Work order: Every line in the records below with the string "volume" is to be copied out.

Component data from apps and pages
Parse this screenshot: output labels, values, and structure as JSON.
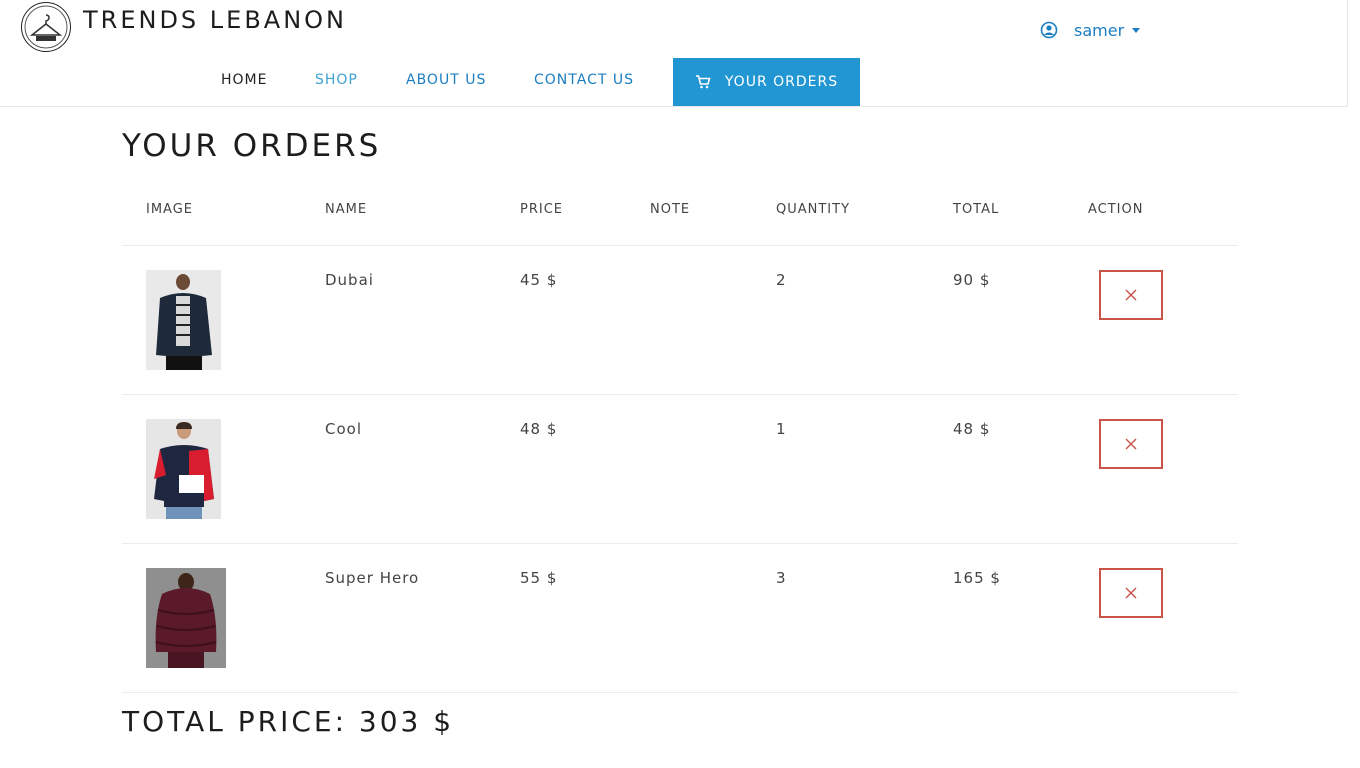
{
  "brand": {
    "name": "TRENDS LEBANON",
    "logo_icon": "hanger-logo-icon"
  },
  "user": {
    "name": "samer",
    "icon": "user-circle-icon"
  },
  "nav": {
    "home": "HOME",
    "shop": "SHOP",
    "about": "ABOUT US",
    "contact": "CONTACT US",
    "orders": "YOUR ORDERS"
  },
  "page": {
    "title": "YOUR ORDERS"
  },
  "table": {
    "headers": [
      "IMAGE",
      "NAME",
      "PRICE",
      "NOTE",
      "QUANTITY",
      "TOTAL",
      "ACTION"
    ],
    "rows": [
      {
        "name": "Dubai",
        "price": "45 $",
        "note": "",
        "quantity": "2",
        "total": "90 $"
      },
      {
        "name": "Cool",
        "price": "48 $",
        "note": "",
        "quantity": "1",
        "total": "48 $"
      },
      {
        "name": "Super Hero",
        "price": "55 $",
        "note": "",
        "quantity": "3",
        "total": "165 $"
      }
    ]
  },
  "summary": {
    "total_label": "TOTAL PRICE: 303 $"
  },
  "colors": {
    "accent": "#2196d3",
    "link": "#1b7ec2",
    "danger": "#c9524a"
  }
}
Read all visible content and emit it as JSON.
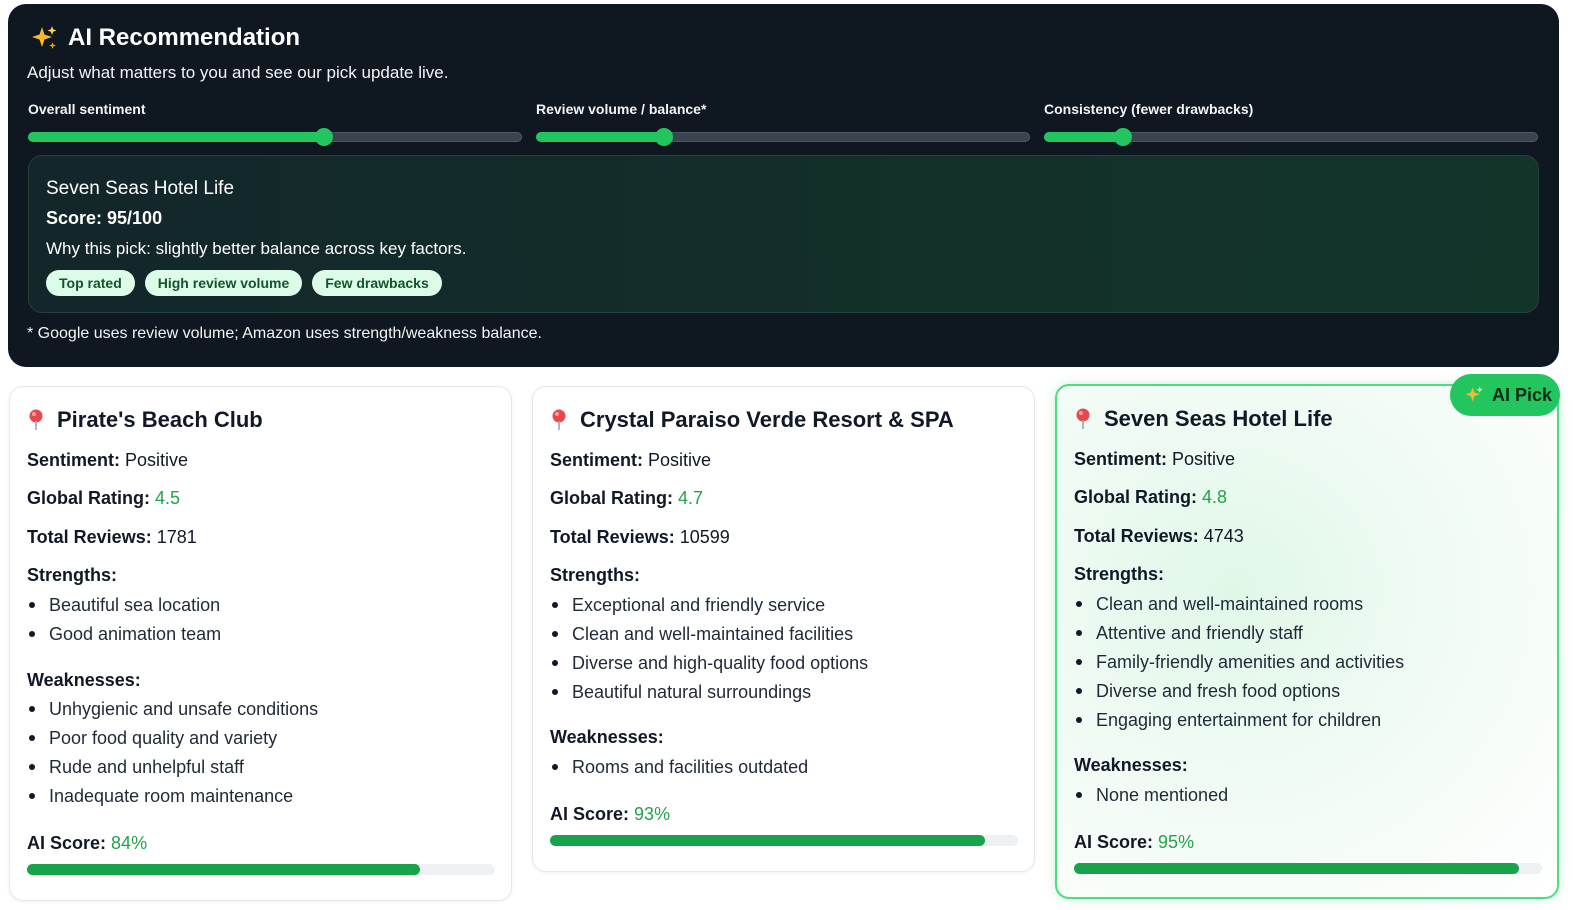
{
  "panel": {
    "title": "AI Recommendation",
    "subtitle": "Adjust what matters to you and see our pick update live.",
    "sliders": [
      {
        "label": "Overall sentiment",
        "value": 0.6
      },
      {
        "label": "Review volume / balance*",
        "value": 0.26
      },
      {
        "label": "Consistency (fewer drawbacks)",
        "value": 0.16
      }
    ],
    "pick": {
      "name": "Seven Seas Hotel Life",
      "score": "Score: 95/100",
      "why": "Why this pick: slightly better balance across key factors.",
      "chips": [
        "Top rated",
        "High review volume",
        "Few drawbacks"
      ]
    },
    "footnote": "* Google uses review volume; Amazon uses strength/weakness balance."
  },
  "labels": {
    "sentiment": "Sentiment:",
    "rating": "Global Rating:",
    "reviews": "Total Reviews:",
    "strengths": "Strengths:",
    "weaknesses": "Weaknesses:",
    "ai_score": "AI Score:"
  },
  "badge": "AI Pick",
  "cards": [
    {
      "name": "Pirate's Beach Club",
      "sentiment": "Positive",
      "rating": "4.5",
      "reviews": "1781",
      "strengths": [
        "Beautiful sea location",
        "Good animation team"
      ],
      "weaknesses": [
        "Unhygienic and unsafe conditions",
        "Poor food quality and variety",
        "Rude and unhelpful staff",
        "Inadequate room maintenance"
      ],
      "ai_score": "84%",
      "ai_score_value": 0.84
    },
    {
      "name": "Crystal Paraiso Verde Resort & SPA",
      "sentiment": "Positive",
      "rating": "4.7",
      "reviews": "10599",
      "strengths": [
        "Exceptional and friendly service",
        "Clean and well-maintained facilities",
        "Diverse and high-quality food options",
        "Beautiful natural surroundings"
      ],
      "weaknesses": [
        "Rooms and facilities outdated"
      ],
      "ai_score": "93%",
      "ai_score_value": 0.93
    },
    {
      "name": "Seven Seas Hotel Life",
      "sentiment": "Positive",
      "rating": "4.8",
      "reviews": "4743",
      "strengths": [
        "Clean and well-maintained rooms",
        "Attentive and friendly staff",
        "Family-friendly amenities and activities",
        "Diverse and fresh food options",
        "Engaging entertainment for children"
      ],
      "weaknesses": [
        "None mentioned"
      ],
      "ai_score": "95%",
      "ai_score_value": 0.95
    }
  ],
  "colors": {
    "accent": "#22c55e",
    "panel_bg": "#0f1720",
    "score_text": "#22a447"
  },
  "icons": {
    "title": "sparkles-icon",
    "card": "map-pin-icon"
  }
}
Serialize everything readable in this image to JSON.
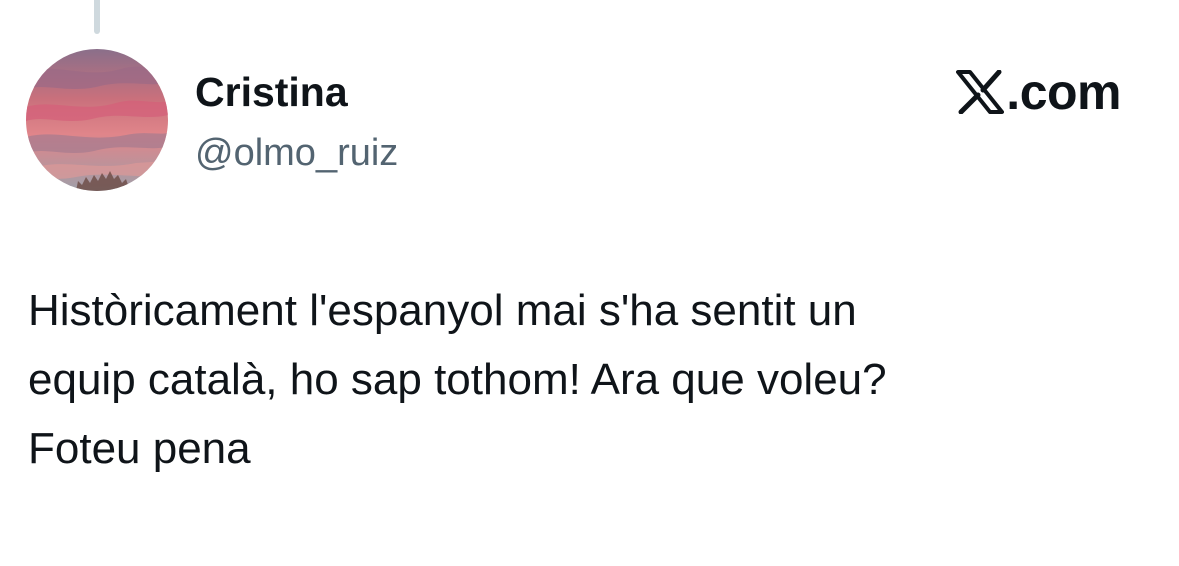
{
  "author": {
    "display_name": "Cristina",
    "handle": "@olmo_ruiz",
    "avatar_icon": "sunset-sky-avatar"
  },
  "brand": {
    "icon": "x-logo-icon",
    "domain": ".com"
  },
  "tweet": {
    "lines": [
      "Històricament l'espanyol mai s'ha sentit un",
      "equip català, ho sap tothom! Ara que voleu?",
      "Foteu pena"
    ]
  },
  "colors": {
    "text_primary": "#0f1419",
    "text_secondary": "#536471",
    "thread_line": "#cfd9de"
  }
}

Written reply:
        "label": "Review volume / balance*",
        "High review volume",
    "footnote": "* Google uses review volume; Amazon uses strength/weakness balance."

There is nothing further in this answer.